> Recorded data
====================

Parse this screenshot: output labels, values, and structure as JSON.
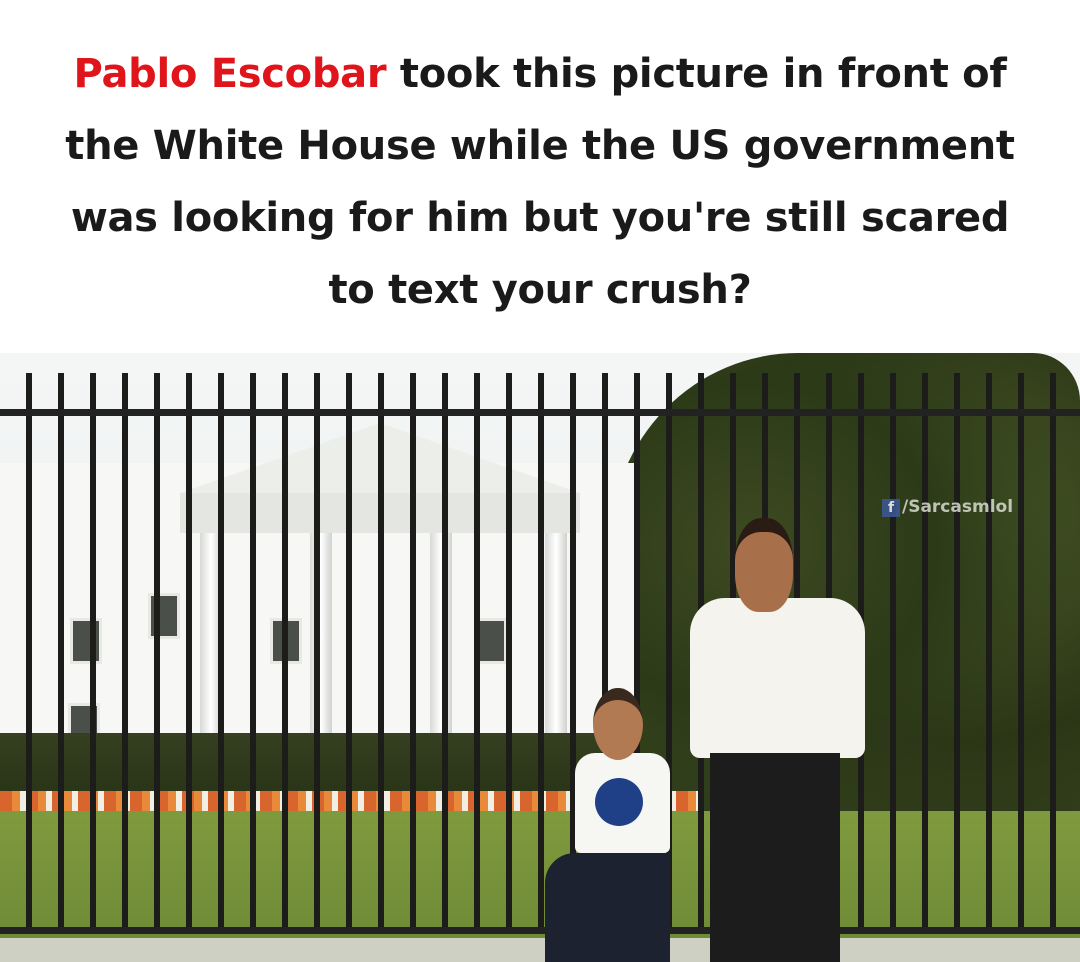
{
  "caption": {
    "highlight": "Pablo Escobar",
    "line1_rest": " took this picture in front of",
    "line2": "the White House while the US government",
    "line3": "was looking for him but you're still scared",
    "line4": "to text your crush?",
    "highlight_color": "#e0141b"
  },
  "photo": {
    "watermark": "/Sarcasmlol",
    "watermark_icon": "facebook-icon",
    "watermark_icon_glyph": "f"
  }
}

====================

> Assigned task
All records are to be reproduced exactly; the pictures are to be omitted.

> Result for this task
Parse this screenshot: output labels, values, and structure as JSON.
{
  "caption": {
    "highlight": "Pablo Escobar",
    "line1_rest": " took this picture in front of",
    "line2": "the White House while the US government",
    "line3": "was looking for him but you're still scared",
    "line4": "to text your crush?",
    "highlight_color": "#e0141b"
  },
  "photo": {
    "watermark": "/Sarcasmlol",
    "watermark_icon": "facebook-icon",
    "watermark_icon_glyph": "f"
  }
}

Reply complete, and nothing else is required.